Politicians on the conservative side of the political divide and most economists on both sides flag the issue of tax reform as one of the issues that could kick-start growth in the moribund economy.

On the conservative side there is also a mention of regulatory reform. It is a meek mention, secondary always to tax reform. Usually it focuses around limiting future regulations. Trump in his economic speech yesterday did say in passing that he will reduce regulations, but it was just a comment without any details and a one-time mention in a speech that was entirely dedicated to tax reform.

On the progressive side there is zero mention of any regulatory reform other than more, more, more, and more.

There is also as close to a consensus between all economists and lip service paid by all politicians that small businesses have been badly hurt over the last 8 years and need to be assisted. Everyone agrees that small businesses are an important engine of growth and that the serious reduction in activity in that segment of the economy is one of the main reasons why the economic growth over the last 8 years is so slow.

In fact, Obama has the dubious distinction of being the only president since statistics have started being collected (probably for the last 100 year or so) of marshaling over 8 years of an economy where more businesses closed their doors than started, not only overall for his two terms but in EACH and EVERY year.

In one of the usual disconnects and proof of lack of understanding of how the real world actually works you hear nothing from anyone—politicians, pundits, media, economists; no one—about the relationship between … wait for it . . . no, not tax reform, but regulations and the dearth and, indeed, death of small business (Note: While originally writing this post on August 9th, it took some time to finalize and edit it before posting. On August 12th I heard Stephen Moore for the first time mention it is a big issue).

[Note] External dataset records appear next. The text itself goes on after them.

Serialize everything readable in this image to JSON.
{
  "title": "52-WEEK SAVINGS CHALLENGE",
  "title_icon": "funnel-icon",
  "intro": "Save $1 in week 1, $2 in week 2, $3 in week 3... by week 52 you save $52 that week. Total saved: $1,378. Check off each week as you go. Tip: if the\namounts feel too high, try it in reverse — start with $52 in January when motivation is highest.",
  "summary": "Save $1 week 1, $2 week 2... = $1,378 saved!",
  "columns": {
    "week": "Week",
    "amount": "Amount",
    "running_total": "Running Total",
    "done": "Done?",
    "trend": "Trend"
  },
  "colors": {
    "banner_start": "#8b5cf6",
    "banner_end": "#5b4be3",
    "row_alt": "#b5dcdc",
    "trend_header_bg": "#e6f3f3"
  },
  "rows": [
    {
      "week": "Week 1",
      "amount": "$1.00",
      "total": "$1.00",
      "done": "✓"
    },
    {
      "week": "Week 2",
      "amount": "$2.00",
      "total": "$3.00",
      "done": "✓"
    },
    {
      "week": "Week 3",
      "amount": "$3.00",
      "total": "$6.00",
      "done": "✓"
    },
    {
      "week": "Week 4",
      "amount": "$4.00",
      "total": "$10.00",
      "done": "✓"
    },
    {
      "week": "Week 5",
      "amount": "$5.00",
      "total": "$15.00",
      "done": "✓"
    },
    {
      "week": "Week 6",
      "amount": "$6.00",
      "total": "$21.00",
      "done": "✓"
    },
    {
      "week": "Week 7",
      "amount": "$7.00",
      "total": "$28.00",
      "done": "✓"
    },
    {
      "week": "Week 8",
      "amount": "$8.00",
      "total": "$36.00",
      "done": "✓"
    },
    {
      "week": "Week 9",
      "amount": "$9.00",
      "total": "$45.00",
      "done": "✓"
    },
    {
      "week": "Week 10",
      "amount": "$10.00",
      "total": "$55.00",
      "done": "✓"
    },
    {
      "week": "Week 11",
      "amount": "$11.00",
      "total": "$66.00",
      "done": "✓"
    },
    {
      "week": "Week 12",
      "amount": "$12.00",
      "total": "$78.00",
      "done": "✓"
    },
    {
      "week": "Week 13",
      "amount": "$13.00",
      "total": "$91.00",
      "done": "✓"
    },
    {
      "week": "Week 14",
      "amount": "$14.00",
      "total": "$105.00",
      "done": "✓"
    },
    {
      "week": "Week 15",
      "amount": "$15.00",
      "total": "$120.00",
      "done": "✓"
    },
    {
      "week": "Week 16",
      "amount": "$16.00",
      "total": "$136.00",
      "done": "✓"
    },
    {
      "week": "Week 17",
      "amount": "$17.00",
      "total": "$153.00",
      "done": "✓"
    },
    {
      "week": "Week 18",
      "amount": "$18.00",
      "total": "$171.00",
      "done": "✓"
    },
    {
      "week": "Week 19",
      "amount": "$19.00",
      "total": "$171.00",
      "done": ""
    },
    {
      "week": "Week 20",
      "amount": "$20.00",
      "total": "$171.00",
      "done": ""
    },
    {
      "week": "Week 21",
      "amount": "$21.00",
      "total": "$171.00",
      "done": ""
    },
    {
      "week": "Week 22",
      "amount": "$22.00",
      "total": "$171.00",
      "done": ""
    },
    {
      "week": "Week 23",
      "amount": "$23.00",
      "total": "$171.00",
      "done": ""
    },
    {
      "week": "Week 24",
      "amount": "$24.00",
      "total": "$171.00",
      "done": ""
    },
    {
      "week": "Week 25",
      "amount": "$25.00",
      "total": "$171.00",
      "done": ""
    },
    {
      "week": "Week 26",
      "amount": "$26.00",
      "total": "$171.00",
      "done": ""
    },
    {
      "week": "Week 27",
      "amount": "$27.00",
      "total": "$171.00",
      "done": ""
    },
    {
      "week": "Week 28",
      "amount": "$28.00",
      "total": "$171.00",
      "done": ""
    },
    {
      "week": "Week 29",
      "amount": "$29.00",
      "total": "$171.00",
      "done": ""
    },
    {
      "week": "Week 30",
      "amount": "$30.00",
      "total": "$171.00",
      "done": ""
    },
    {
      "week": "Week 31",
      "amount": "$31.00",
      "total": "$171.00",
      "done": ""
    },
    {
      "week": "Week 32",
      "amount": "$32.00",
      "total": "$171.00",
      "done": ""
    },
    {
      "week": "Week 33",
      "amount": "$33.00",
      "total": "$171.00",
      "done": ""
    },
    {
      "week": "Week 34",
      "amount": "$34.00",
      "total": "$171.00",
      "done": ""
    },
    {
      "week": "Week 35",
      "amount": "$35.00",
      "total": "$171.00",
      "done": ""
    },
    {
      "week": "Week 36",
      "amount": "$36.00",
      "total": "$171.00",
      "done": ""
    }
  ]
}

You see, for a small business, either existing or about to be started, the cost and nuisance of regulations is much, much more onerous and relevant than how high the tax rate is. For tax to matter, one supposes that one will make a profit. A small business worries about even getting to the stage of making a profit, due partially to the huge costs of handling the regulatory onslaught. When you sit before your bank manager to beg for a personal loan to start a business you are not worried about how much tax you will pay on the profit that you will make, but whether or not you will even be able to make a profit given the cost of running a business—a cost driven higher and higher all the time due to government regulations.

A real reform in the economy should put regulatory reform on par, and actually ahead of, tax reform. It is much easier to achieve, as in most cases it does not require an act of congress. Most regulations are simply an executive power issue. The only effective regulatory reform is one that will not only stop the new regulations but also cut existing ones massively.

A serious presidential contender who understands what real business life is would have vowed to cut regulations by 50%. This is not an exaggeration or an arbitrary number. I am absolutely sure that at least half of the regulations on the books are obsolete, not being enforced anyway or—and that is the important part—cost more to adhere to and enforce than they are worth. Only by creating such a hard and firm goal for deregulation can one shake the behemoth that is the government bureaucracy. This bureaucracy has survivalist self-interest in maintaining these regulations and adding more as any such regulation creates government jobs and enhances the bureaucracy.

Only a massive rout of regulation would kick start the small business sector and the startup of new business, which is so essential to elevate the growth levels in the overall economy.

One must draw a line and state that the least important and least beneficial bottom 50% of the regulation on the federal government books will be eliminated and that effort will be made to get state executives to do the same.

That is a far more important reform than a tax reform (which is very important too) and one that can be achieved fast with immediate and significant positive effects on growth.

Yet, hardly anyone ever speaks of that other than the lip service that comes after a full-blown discussion of the benefit of tax reform. All true, but secondary in importance.